Moves to open the market under strictly regulated conditions to privately owned websites offering gambling action on poker, soccer and horse racing were introduced to the Assembly on Wednesday.
Reuters reported that an estimated 3 million French residents illegally use gambling websites based abroad, and quoted French Budget Minister Eric Woerth as saying: "We have chosen a middle way which I think is just and efficient, a controlled opening up of the market.
"I want to put an end to these parallel universes. I want to put an end to the jungle of illegal sites."
Most of the reports recount the monopolised history of the French market, naming the two state gambling monopolies - the PMU for horse racing and Francaise des Jeux for lotteries and other games.
Woerth revealed that the state made over €5 billion a year from gambling on the Internet, at licensed cafes and at the racing tracks.
The French draft law covers licensing and regulation by a body called ARJEL of private firms, which would be allowed to set up websites offering bets on games of skill like poker, sports contests and horse racing with servers on French soil.
Bets on games considered too addictive and lacking an element of skill, such as slots, will not be allowed in terms of the present draft, and the state monopoly FdeJ will retain its exclusive hold over the lottery.
Reuters quotes one unnamed government source who said that the French government could raise about €1.5 billion in taxes per year on legalised Internet betting alone.
Woerth has repeatedly warned private foreign gambling companies against pre-empting the liberalisation by starting to advertise in France. This is illegal under the existing sytem but has been risked by a number of clubs and companies anyway. Once the liberalisation is effected, licensed companies will be able to advertise subject to strict guidelines.
French legislators say the draft bill shields gamblers from offshore firms which allow minors to gamble and have no safeguards against addiction. Excluding organised crime, youth gambling and addictive gamblers remain primary objectives of the new law.
The Internet Freedom advocate La Quadrature du Net has protested at provisions in the bill relating to ARJEL's powers to call for the filtering of those online gambling sites defined by the new law as illegal (ie unlicensed).
Although in a first version of the draft law ARJEL was required to refer blocking requests through an independent judge, the text has apparently been changed in order to expedite the process, and gives the authority the direct right to impose filtering of websites on French ISPs.
The procedure calls for ARJEL to address the unauthorised gambling sites, demanding that the managements observe the interdiction and giving them 8 days to respond. In case of non-compliance, the authority may order the immediate banning of the service.
The text says nothing about the filtering methods to be used or the way to make public or update the list of sites to be blocked, and no reference is made to the costs incurred by blocking the sites.

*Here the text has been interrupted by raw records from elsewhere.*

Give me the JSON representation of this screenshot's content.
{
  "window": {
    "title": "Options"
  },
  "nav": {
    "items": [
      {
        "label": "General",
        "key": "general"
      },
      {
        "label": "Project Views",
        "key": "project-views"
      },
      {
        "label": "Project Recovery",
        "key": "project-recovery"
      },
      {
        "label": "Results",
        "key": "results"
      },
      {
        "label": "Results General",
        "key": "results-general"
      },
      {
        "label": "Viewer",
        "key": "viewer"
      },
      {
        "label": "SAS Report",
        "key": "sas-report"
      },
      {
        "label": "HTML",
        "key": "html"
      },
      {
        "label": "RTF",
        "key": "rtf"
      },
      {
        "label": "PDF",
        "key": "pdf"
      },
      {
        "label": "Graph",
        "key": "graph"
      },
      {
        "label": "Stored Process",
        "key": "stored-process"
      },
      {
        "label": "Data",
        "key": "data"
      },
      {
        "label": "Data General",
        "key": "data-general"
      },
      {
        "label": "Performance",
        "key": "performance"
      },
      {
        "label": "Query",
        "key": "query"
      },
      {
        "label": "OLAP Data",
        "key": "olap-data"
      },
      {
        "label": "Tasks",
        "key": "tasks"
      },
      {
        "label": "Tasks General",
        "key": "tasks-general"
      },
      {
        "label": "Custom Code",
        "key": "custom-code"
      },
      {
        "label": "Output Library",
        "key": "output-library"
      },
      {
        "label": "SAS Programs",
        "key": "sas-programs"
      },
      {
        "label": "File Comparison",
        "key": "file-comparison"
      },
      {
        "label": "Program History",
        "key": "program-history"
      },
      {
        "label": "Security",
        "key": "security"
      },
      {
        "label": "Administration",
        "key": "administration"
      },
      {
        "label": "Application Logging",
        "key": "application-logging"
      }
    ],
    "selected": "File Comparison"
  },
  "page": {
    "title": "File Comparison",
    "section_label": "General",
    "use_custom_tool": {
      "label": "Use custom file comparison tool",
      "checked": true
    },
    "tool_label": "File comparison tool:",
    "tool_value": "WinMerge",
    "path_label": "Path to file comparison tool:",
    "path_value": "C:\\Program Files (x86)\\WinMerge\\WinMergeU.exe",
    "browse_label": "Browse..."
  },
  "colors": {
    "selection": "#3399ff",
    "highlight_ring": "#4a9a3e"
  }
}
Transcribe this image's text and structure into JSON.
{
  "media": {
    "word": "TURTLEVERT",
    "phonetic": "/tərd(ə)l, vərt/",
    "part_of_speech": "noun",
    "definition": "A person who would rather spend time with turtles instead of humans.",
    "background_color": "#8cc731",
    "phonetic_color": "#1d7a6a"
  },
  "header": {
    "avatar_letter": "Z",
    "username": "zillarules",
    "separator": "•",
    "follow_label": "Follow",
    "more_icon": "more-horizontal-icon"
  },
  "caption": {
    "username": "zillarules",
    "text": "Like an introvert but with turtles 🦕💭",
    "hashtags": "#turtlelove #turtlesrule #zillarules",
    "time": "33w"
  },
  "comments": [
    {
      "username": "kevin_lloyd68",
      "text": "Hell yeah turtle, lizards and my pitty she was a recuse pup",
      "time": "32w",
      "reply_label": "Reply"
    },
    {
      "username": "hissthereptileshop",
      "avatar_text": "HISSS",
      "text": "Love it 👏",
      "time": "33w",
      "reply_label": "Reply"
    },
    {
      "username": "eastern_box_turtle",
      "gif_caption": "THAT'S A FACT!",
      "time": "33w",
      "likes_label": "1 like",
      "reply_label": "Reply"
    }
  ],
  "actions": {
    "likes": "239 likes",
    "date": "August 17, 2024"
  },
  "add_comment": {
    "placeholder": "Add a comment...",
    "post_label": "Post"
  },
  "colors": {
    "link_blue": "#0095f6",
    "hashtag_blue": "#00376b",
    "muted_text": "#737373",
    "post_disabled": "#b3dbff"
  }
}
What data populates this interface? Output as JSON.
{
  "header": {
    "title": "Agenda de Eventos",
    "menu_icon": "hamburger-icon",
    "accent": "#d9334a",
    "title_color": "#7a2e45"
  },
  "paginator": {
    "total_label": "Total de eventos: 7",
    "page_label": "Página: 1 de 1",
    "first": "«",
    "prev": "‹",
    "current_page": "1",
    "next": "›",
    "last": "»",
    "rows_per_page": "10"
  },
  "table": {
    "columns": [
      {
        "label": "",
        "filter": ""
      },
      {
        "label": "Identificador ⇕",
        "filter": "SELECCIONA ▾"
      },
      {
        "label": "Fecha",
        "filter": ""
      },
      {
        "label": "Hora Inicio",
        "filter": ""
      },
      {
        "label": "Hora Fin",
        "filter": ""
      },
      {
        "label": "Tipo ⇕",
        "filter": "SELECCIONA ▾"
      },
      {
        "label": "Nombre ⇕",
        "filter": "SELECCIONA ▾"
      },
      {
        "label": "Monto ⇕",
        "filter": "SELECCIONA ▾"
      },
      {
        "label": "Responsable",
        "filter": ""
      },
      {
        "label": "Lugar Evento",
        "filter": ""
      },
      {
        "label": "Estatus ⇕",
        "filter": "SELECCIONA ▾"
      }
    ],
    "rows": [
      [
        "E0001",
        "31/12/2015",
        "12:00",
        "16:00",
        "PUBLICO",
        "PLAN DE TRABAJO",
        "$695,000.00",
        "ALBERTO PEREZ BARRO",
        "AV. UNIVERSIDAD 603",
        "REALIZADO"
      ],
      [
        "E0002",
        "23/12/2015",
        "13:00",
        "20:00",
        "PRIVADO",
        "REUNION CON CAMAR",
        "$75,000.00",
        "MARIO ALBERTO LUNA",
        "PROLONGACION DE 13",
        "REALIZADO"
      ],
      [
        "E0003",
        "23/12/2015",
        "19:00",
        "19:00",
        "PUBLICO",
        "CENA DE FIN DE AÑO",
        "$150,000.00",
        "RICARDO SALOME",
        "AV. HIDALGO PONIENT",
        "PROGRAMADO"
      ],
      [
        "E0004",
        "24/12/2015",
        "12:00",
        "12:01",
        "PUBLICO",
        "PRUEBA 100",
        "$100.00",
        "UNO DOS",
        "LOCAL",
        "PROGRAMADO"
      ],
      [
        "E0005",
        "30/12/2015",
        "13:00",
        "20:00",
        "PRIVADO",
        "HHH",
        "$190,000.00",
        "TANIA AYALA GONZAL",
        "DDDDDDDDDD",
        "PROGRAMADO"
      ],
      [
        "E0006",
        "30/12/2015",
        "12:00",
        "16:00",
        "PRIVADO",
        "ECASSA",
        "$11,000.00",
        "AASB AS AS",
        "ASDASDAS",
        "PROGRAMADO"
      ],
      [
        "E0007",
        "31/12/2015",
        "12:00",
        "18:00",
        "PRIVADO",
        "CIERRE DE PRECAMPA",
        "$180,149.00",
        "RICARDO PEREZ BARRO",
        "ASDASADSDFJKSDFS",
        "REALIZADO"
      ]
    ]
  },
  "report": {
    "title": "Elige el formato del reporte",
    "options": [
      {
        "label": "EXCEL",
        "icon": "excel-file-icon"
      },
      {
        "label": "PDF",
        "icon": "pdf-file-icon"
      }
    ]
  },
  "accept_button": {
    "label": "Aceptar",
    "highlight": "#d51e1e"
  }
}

Deputy Lionel Tardy has submitted an amendment to the text requiring that the government be more specific regarding filtering procedures and the attendant costs, and seeking to reintroduce the originally envisaged legal procedure involving an independent judge.
La Quadrature du Net warns that filtering sites is entirely inefficient and also a dangerous measure as it may become a precedent for what amounts to Internet censorship being extended to other types of website in the future. This could open the door to limitations of the freedom of expression, and there is also the risk of blocking sites other than the targeted ones which may happen when access to a site is blocked based on IP addresses.
Source: InfoPowa News